* Task description *
Every record shown here must be duplicated without change.

* Data for processing *
******

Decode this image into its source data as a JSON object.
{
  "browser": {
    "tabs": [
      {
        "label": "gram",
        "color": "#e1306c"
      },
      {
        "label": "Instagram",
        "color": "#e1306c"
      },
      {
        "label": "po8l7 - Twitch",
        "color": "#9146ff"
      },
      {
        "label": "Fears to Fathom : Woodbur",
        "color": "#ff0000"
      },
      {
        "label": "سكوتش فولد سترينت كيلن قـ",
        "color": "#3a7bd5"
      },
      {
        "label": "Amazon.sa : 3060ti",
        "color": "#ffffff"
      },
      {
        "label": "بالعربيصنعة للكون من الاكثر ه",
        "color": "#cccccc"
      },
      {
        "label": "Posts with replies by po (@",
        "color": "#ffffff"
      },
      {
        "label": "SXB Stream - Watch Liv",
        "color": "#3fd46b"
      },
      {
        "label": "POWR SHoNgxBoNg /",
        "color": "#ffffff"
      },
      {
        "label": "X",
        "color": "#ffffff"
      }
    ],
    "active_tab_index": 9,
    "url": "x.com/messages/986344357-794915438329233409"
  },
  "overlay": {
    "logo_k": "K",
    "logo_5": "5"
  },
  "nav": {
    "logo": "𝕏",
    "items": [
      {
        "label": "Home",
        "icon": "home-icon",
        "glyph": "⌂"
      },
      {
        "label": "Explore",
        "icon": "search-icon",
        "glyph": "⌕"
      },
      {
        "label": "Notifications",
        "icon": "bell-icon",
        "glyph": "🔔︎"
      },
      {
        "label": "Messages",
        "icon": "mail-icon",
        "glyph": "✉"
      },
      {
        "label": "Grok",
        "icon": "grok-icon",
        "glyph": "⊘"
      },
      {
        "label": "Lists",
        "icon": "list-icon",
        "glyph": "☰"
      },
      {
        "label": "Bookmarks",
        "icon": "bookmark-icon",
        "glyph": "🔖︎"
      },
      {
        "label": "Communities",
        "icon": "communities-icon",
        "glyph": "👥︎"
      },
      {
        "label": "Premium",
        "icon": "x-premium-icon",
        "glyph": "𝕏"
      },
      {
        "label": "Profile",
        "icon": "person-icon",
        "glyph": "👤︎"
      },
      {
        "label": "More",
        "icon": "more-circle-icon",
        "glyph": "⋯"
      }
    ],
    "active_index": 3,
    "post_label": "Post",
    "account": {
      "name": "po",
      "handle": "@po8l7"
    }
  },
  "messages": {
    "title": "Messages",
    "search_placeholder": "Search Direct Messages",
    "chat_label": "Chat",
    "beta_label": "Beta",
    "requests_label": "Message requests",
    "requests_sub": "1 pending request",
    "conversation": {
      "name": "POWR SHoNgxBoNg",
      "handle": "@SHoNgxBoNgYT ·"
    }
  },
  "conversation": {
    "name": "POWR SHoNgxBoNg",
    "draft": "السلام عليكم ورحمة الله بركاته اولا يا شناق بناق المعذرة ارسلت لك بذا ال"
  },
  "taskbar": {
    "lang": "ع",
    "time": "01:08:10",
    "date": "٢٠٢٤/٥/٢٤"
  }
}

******

* Exercise result *
Decode this image into its source data as a JSON object.
{
  "browser": {
    "tabs": [
      {
        "label": "gram",
        "color": "#e1306c"
      },
      {
        "label": "Instagram",
        "color": "#e1306c"
      },
      {
        "label": "po8l7 - Twitch",
        "color": "#9146ff"
      },
      {
        "label": "Fears to Fathom : Woodbur",
        "color": "#ff0000"
      },
      {
        "label": "سكوتش فولد سترينت كيلن قـ",
        "color": "#3a7bd5"
      },
      {
        "label": "Amazon.sa : 3060ti",
        "color": "#ffffff"
      },
      {
        "label": "بالعربيصنعة للكون من الاكثر ه",
        "color": "#cccccc"
      },
      {
        "label": "Posts with replies by po (@",
        "color": "#ffffff"
      },
      {
        "label": "SXB Stream - Watch Liv",
        "color": "#3fd46b"
      },
      {
        "label": "POWR SHoNgxBoNg /",
        "color": "#ffffff"
      },
      {
        "label": "X",
        "color": "#ffffff"
      }
    ],
    "active_tab_index": 9,
    "url": "x.com/messages/986344357-794915438329233409"
  },
  "overlay": {
    "logo_k": "K",
    "logo_5": "5"
  },
  "nav": {
    "logo": "𝕏",
    "items": [
      {
        "label": "Home",
        "icon": "home-icon",
        "glyph": "⌂"
      },
      {
        "label": "Explore",
        "icon": "search-icon",
        "glyph": "⌕"
      },
      {
        "label": "Notifications",
        "icon": "bell-icon",
        "glyph": "🔔︎"
      },
      {
        "label": "Messages",
        "icon": "mail-icon",
        "glyph": "✉"
      },
      {
        "label": "Grok",
        "icon": "grok-icon",
        "glyph": "⊘"
      },
      {
        "label": "Lists",
        "icon": "list-icon",
        "glyph": "☰"
      },
      {
        "label": "Bookmarks",
        "icon": "bookmark-icon",
        "glyph": "🔖︎"
      },
      {
        "label": "Communities",
        "icon": "communities-icon",
        "glyph": "👥︎"
      },
      {
        "label": "Premium",
        "icon": "x-premium-icon",
        "glyph": "𝕏"
      },
      {
        "label": "Profile",
        "icon": "person-icon",
        "glyph": "👤︎"
      },
      {
        "label": "More",
        "icon": "more-circle-icon",
        "glyph": "⋯"
      }
    ],
    "active_index": 3,
    "post_label": "Post",
    "account": {
      "name": "po",
      "handle": "@po8l7"
    }
  },
  "messages": {
    "title": "Messages",
    "search_placeholder": "Search Direct Messages",
    "chat_label": "Chat",
    "beta_label": "Beta",
    "requests_label": "Message requests",
    "requests_sub": "1 pending request",
    "conversation": {
      "name": "POWR SHoNgxBoNg",
      "handle": "@SHoNgxBoNgYT ·"
    }
  },
  "conversation": {
    "name": "POWR SHoNgxBoNg",
    "draft": "السلام عليكم ورحمة الله بركاته اولا يا شناق بناق المعذرة ارسلت لك بذا ال"
  },
  "taskbar": {
    "lang": "ع",
    "time": "01:08:10",
    "date": "٢٠٢٤/٥/٢٤"
  }
}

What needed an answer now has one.